Sunday, December 14, 2014

Responding to an Invitation to Come and Visit Sometime

Starman (Jeff Bridges): Dutch apple pie with whipped cream. It's wonderful.

Jenny (Karen Allen): For a primitive species we have our points.

Voyager 2 was a space probe that was launched in 1977 to explore the solar system. It was actually launched before Voyager 1, but Voyager 2 moves slower and was passed by Voyager 1.

It is an extended mission that has been going on now for more than 37 years.

Each Voyager carried with it a gold–plated audio–visual disc. The idea was that, if the probe was found by an intelligent life form somewhere, that life form could see images and hear voice recordings and music from earth on that disc.

That, essentially, was the starting point of John Carpenter's "Starman," a movie starring Jeff Bridges and Karen Allen that made its debut 30 years ago today.

Unfortunately, "Starman" was largely overlooked when it was showing on the big screen. It cost $24 million to make and took in less than $29 million at the box office, which wasn't really in the same ballpark with the top–grossing films of 1985. That really is too bad because I thought it was a literate, clever and thoroughly plausible story.

Bridges was Starman, one of those intelligent life forms I was talking about. Someone from his civilization came across the probe, found the disc and heard a clear invitation for visitors to come to earth in peace. Apparently, it was decided to send a probe to earth, on which Starman (in whatever form he took — initially, he just appeared to be a blue ball) was riding, acting as some kind of advance scout.

"He, or it, has traveled to Earth in response to the invitation from Voyager," film critic Roger Ebert wrote, "but of course the Air Force treats the spacecraft as a possible invader and shoots missiles at it." Starman's vessel crashed in Wisconsin, near the home of Jenny Hayden (Karen Allen), a young widow.

He made his way to her home, where she had been drinking and reminiscing about her late husband before passing out. While she slept, Starman the blue ball entered the home and found all the mementos she had spread out in the living room, including a lock of her husband's hair.

Starman used the hair to clone a body for himself, then he used one of several smaller balls he carried with him (each of which seemed to have the power to do remarkable things) to contact his people. He informed them that his vessel had crashed and the terrain was hostile. He arranged to rendezvous with his people at a landing site in Arizona in three days' time.

Jenny had been awakened, and she witnessed him transmitting his message.

Starman managed to coerce Jenny into taking him to Arizona. At first, she tried to figure out ways to be stopped — or to get away from the Starman. But, at the same time, she was mesmerized. He looked so much like Scott — and he sounded like Scott.

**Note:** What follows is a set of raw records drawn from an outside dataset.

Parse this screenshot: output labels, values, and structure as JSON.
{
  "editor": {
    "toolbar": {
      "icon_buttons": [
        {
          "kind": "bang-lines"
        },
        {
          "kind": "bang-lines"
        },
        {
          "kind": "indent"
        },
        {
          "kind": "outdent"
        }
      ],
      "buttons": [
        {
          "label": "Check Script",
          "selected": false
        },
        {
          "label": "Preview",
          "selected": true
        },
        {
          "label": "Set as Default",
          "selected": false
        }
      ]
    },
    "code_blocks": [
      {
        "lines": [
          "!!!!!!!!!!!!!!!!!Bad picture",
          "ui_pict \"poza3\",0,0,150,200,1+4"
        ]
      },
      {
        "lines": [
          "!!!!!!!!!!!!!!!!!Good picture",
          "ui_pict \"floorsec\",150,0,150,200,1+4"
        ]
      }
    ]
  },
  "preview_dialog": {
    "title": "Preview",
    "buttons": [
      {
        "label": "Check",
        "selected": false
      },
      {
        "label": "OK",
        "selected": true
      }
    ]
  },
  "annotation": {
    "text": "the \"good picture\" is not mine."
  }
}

She was torn.

After Jenny saw him revive a dead deer with another of his small balls, the movie became something of a bonding experience between the two. Starman had a rudimentary knowledge of English from the disc, and he learned how to communicate more effectively in the language.

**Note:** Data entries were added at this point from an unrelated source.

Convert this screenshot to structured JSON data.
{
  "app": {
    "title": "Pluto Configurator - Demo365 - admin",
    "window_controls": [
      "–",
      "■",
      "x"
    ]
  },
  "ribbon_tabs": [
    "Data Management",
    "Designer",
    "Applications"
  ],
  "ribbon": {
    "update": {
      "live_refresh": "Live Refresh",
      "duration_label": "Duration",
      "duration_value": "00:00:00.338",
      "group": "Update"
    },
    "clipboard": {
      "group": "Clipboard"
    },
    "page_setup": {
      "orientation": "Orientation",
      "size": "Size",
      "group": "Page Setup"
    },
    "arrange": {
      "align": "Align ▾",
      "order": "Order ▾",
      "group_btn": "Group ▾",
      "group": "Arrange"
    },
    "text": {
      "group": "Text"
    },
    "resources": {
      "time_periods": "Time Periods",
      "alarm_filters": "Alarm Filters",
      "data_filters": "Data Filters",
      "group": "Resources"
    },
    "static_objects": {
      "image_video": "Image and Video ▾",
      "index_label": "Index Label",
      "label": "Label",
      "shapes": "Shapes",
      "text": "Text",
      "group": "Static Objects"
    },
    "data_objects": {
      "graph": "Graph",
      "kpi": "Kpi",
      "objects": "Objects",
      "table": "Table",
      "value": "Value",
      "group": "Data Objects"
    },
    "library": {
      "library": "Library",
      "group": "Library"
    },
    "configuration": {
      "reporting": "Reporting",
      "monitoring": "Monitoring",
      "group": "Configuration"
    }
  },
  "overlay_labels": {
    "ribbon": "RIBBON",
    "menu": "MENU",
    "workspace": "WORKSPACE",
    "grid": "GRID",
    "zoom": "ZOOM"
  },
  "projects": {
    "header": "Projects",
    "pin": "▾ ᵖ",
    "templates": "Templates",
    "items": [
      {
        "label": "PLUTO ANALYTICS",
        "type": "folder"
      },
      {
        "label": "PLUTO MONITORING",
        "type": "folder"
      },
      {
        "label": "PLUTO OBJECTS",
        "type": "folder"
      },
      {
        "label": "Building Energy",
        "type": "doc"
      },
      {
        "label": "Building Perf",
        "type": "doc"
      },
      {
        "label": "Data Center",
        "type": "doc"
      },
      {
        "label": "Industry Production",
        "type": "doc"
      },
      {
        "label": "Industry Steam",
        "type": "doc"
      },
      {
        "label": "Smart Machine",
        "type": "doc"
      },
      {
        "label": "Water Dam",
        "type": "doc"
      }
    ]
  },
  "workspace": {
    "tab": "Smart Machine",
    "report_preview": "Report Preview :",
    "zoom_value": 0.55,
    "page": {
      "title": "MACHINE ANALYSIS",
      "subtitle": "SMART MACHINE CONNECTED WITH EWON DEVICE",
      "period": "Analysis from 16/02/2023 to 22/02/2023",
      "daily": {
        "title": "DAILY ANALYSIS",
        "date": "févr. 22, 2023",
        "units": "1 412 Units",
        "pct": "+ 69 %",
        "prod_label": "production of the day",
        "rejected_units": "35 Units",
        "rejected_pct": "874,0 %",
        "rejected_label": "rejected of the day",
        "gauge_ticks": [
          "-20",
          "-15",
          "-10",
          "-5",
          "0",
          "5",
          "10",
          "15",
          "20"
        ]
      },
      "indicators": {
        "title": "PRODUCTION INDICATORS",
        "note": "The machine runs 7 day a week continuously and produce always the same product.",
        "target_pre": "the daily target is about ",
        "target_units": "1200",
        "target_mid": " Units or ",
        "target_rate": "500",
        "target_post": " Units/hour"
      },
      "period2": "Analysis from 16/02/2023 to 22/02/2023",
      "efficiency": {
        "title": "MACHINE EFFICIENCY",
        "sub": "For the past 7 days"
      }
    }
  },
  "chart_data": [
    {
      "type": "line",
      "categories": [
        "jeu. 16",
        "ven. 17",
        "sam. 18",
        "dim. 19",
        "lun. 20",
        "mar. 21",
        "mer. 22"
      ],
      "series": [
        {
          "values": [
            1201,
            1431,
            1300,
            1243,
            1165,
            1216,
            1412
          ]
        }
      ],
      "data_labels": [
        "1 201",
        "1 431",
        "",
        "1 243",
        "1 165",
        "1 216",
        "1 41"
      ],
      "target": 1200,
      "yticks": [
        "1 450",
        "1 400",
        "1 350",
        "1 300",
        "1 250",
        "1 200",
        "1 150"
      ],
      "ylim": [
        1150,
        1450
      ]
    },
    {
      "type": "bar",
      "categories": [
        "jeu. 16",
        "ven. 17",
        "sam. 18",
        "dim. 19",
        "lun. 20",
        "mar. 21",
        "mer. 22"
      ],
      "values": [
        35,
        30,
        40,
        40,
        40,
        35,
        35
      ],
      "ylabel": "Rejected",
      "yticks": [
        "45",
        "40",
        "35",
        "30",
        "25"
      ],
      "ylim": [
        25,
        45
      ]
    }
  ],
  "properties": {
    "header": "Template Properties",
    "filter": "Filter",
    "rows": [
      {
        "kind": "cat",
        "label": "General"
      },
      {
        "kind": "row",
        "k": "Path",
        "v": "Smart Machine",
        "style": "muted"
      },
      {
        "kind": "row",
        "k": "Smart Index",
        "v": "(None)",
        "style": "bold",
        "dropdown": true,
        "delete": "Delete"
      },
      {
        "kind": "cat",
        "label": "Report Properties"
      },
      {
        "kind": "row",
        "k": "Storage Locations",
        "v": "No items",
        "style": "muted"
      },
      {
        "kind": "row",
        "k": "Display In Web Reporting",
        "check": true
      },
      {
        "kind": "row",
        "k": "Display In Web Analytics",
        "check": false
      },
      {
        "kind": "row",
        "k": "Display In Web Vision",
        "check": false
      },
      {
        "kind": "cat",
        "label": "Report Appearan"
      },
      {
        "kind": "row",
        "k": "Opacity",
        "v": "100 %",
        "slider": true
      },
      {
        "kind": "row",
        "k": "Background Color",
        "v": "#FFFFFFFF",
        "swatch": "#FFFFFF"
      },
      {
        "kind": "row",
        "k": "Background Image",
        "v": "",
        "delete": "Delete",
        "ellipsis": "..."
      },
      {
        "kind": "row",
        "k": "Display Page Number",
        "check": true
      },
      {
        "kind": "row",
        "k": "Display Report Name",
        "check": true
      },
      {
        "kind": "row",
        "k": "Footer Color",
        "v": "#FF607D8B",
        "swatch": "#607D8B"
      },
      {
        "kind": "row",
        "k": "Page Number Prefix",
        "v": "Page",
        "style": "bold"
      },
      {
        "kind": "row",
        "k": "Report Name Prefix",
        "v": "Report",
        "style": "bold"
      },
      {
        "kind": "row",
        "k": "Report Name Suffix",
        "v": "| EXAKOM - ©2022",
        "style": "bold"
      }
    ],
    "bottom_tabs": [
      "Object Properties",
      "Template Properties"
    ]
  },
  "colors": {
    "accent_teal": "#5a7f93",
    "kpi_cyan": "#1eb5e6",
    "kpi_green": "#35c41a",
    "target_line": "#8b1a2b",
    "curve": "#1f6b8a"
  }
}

Jenny taught him that humans weren't as uniformly primitive as he first believed.

However, one of humanity's more savage elements, the U.S. Army, was pursuing them with the intention of having a vivisectionist slice up the alien. A scientist from SETI (Charles Martin Smith) was with them, and he played an important role in allowing Starman and Jenny to escape.

Before he did so, he had some questions for Starman.

"Have people from your world been here before?" he wanted to know.

"Before, yes," Starman replied. "We are interested in your species."

"You mean you're some kind of anthropologist?" the scientist asked. "Is that what you're doing here? Just checking us out?"

"You are a strange species," Starman said. "Not like any other. And you'd be surprised how many there are. Intelligent but savage. Shall I tell you what I find beautiful about you?"

The scientist nodded, and then Starman delivered perhaps the best line of the movie.

"You are at your very best when things are worst."

I thought Bridges had another great line when, as he and Jenny were riding in a railroad boxcar, she asked him to describe the planet from which he came.

"It is beautiful," he replied. "Not like this, but it is beautiful. There is only one language, one law, one people. There is no war, no hunger. The strong do not victimize the helpless. We are very civilized, but we have lost something, I think. You are all so much alive, all so different."

And that really is humanity's great conundrum, isn't it? Well, it's one of them. We like to say that we value diversity, but humans are naturally suspicious of those who are different from themselves in some way. I guess it is a defense mechanism, honed by centuries of evolution.

Many people do not want to be like that and honestly despise that trait in themselves, but it remains a part of human nature — an ugly part, yes, but a part, nonetheless.

In his preparation to play Starman, I've heard that Bridges studied birds and their movements. His reasoning was that an alien would not have human characteristics and, finding himself in a human body, would act with animal instincts. I thought it was effective — and explained many things I did not know before I saw the movie.

It was effective enough that Bridges received an Oscar nomination, but he lost to F. Murray Abraham ("Amadeus"). It was the movie's only Oscar nomination.